TASK DIRECTIONS: Find the string "summary" in the records. Copy each line that has it.

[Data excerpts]
● ● ●

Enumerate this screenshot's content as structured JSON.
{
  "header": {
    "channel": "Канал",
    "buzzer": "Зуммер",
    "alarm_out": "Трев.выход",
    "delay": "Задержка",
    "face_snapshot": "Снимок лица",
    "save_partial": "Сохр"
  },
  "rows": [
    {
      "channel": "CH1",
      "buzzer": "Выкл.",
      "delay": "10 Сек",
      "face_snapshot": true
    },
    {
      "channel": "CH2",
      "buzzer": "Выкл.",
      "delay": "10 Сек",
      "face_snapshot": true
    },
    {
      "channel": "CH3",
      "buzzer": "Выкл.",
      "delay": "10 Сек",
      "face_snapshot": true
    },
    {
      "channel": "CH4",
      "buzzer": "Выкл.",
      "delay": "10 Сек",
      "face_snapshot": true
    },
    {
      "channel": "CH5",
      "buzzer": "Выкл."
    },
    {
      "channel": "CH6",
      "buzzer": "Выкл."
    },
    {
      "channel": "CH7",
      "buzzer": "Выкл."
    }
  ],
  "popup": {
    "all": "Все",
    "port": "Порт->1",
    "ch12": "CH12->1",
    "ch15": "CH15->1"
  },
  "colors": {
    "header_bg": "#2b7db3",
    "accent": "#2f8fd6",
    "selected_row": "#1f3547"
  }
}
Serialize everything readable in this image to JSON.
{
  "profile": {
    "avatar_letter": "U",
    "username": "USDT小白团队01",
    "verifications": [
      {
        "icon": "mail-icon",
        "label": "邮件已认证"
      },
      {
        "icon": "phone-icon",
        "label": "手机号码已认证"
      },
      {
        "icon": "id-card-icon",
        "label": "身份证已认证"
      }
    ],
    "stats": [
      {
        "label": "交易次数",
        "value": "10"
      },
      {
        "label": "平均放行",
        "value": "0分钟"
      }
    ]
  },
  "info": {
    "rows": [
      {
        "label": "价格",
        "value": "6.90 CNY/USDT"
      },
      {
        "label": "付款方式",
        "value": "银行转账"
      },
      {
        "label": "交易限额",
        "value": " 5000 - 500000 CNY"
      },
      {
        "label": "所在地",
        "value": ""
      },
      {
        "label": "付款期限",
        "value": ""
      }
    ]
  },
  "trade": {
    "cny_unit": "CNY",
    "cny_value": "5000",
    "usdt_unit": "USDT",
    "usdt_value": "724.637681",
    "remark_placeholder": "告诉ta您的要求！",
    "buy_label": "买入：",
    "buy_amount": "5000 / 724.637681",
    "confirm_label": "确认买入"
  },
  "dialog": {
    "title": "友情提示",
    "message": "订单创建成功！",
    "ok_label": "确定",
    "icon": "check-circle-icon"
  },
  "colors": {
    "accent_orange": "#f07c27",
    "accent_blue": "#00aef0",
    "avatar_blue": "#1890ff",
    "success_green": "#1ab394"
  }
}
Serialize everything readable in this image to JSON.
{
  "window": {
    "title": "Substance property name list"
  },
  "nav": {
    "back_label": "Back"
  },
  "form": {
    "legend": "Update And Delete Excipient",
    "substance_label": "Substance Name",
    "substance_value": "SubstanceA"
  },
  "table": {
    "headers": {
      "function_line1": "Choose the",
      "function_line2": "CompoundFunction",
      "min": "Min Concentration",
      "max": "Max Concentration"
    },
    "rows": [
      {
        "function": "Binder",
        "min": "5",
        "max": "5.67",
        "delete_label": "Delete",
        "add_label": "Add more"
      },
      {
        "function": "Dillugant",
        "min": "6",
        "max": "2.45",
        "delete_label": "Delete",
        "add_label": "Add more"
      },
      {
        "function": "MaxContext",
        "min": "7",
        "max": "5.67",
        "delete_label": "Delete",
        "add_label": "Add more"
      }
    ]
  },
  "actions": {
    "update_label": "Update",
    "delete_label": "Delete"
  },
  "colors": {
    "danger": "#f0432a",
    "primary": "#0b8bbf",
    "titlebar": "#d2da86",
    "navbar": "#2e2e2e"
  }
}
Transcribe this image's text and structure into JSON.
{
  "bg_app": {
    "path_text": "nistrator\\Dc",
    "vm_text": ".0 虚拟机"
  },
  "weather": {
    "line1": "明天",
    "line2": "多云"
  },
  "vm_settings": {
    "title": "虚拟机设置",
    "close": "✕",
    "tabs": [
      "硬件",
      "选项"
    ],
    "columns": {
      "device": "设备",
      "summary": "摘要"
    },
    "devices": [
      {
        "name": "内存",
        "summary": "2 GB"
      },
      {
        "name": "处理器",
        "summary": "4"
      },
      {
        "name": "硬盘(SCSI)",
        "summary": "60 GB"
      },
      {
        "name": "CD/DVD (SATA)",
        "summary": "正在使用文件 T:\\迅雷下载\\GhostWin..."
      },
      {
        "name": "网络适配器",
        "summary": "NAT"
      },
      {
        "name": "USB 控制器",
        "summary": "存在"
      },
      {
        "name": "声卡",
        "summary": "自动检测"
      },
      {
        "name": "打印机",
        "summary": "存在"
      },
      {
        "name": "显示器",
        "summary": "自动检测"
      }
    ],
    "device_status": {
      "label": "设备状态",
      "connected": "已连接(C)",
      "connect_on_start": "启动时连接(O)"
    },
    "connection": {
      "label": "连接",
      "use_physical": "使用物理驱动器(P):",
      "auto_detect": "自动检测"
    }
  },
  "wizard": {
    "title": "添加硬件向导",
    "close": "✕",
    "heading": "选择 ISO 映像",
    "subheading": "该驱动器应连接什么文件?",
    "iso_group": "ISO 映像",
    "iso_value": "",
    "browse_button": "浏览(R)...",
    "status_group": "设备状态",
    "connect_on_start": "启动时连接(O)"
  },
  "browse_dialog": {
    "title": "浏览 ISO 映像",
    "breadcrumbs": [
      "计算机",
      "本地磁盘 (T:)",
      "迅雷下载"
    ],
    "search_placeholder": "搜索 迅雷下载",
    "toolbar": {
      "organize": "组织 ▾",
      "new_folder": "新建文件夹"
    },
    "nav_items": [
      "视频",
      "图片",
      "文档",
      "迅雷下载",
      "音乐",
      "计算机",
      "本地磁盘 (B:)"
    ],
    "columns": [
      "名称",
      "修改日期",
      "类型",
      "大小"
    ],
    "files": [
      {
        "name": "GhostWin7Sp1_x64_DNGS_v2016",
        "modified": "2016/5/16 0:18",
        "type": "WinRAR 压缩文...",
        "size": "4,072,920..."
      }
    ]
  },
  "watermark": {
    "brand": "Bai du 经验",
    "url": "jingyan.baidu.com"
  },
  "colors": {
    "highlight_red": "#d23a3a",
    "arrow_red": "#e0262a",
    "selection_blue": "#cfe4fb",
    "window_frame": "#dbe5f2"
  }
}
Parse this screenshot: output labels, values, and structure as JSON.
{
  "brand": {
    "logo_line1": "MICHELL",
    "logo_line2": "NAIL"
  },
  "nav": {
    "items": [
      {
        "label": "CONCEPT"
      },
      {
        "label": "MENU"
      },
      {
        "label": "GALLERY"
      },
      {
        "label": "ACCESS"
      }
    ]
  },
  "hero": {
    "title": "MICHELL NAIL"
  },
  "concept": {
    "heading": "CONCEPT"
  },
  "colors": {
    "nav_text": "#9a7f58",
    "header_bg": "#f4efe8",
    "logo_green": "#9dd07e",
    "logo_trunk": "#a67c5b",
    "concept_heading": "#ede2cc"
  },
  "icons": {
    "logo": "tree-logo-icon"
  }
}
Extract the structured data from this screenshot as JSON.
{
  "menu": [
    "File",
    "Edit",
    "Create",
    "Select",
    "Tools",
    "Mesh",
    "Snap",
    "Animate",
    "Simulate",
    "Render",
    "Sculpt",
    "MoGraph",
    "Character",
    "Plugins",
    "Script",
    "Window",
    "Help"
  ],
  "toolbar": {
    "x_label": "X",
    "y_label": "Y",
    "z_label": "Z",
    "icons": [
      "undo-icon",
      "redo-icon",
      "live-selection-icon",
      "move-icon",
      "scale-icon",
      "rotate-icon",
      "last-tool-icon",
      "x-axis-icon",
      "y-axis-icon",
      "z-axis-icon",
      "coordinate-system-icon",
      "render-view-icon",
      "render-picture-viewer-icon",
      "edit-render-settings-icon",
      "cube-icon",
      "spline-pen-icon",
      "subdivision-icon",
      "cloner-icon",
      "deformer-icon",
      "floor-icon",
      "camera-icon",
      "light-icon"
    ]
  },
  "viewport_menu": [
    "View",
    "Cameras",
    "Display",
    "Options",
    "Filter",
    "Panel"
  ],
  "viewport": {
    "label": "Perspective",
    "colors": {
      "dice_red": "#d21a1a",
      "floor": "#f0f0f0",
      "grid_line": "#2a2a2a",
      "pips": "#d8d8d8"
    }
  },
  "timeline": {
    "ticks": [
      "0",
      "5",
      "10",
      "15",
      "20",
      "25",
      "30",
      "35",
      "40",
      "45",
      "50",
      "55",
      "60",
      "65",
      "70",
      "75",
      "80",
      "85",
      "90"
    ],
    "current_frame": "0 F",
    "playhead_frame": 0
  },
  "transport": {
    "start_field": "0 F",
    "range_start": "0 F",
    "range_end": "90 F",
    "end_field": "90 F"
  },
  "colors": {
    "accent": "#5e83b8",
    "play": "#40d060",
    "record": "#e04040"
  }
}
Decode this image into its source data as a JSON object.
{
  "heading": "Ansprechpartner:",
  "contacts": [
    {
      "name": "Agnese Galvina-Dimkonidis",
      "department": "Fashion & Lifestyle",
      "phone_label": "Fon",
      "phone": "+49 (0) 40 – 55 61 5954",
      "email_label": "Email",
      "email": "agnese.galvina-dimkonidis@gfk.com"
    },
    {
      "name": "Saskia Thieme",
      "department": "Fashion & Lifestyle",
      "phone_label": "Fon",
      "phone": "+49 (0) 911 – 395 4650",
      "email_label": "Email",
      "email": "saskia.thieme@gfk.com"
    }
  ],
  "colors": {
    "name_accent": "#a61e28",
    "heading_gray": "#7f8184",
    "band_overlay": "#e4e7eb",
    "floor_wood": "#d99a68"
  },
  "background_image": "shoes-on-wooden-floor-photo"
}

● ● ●

COMPLETED TASK:
      "summary": "摘要"
        "summary": "2 GB"
        "summary": "4"
        "summary": "60 GB"
        "summary": "正在使用文件 T:\\迅雷下载\\GhostWin..."
        "summary": "NAT"
        "summary": "存在"
        "summary": "自动检测"
        "summary": "存在"
        "summary": "自动检测"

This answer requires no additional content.